How to Apply Bottom Paint to Your Boat

Bottom paint is essential for protecting your boat’s hull. But applying bottom paint to your boat takes a lot more than just painting on a new coat. To ensure your boat is properly protected, this is a job that needs to be done right. When applying bottom paint to your boat, keep these following steps in mind.

  • Get the right paint. A wide variety of paints are available to boaters. In our store, we carry several brands for different types of boats. Our staff can help you choose the right one for your vessel. Also, there are water-based paints now available that have almost no fumes and are much easier to clean up in comparison to solvent-based paints.

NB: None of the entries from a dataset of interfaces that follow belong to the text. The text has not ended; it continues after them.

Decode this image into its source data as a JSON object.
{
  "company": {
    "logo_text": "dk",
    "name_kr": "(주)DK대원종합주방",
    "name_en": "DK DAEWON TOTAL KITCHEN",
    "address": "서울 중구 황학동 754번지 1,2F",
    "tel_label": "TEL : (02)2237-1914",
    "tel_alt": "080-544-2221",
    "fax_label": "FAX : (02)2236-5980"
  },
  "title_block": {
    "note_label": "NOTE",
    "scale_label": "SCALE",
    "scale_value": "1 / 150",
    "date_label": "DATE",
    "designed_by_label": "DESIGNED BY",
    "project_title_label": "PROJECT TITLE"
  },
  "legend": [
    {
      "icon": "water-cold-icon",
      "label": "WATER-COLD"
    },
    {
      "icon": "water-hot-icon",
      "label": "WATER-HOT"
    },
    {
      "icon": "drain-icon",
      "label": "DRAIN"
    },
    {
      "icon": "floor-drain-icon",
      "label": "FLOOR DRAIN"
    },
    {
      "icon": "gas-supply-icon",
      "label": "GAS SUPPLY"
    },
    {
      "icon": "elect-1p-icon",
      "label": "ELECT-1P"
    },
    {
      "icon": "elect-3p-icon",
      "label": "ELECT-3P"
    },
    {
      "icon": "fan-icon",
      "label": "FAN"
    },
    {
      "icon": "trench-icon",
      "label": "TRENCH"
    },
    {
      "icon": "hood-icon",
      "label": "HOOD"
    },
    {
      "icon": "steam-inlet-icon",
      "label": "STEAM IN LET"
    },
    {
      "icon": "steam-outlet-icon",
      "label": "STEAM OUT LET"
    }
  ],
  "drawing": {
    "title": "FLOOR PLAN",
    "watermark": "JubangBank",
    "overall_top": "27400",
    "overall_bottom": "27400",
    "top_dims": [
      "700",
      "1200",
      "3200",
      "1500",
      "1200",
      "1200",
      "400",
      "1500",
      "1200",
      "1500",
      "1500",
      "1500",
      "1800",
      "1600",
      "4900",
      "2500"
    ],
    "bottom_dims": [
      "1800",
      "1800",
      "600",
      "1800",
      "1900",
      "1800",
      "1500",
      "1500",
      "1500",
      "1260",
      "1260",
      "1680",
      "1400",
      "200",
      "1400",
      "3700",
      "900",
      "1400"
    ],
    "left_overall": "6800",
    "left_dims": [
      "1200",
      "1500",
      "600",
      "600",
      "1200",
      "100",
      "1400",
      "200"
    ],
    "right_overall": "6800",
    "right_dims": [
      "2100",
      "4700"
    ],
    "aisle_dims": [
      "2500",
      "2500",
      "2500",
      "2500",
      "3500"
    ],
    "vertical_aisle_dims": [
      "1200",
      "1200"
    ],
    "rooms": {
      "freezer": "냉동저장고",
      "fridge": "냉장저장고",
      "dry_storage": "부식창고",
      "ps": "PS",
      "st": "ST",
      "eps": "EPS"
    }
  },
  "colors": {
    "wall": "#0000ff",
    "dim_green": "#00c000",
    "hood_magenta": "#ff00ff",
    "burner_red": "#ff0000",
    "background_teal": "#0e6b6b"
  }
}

  • Check for damage. Always check the bottom of your boat for any damage from the previous season. Any damage will need to be repaired prior to painting. Look for signs of bad blistering and osmosis. Blistering often occurs when water gets past the epoxy barrier coat and through the gel coat, getting into your boat’s fiberglass. When water gets in, it damages your gel coat and paint, leaving blisters. Isolated damage and small blistering can typically be repaired. For extensive blistering, check the hull with a moisture meter to determine water content.
  • Do proper prep work. Your bottom paint will last longer and perform better if you take the time to properly prepare your hull before applying it. Always follow the manufacturer’s directions. For new boats, use an epoxy primer as a barrier coat. Several coats are required. Then, use several coats of anti-foul paint for a top coat. Remember that different regions, harbors and moorings often require different paints. High current areas with cooler water will not foul as fast as slow moving warmer water. Engines and out drives can be anti-fouled as well.
  • Sand the right way. When sanding, use high-quality sand paper. It will cut faster and hold-up longer, which means spending less time sanding. Also, you should always wear proper protection such as safety glasses and a respirator or dust mask.
  • Use quality tape. Don’t use any old tape when masking off the hull. Cheap masking tape will allow the paint to bleed underneath, giving your hull a sloppy look. A crisp line makes a big difference. In our yard, we use a laser to mark the waterline.
  • Remove any stains. When painting, you may find stains along your boat’s waterline from the previous season. We carry products that can remove this staining and get your boat looking clean again.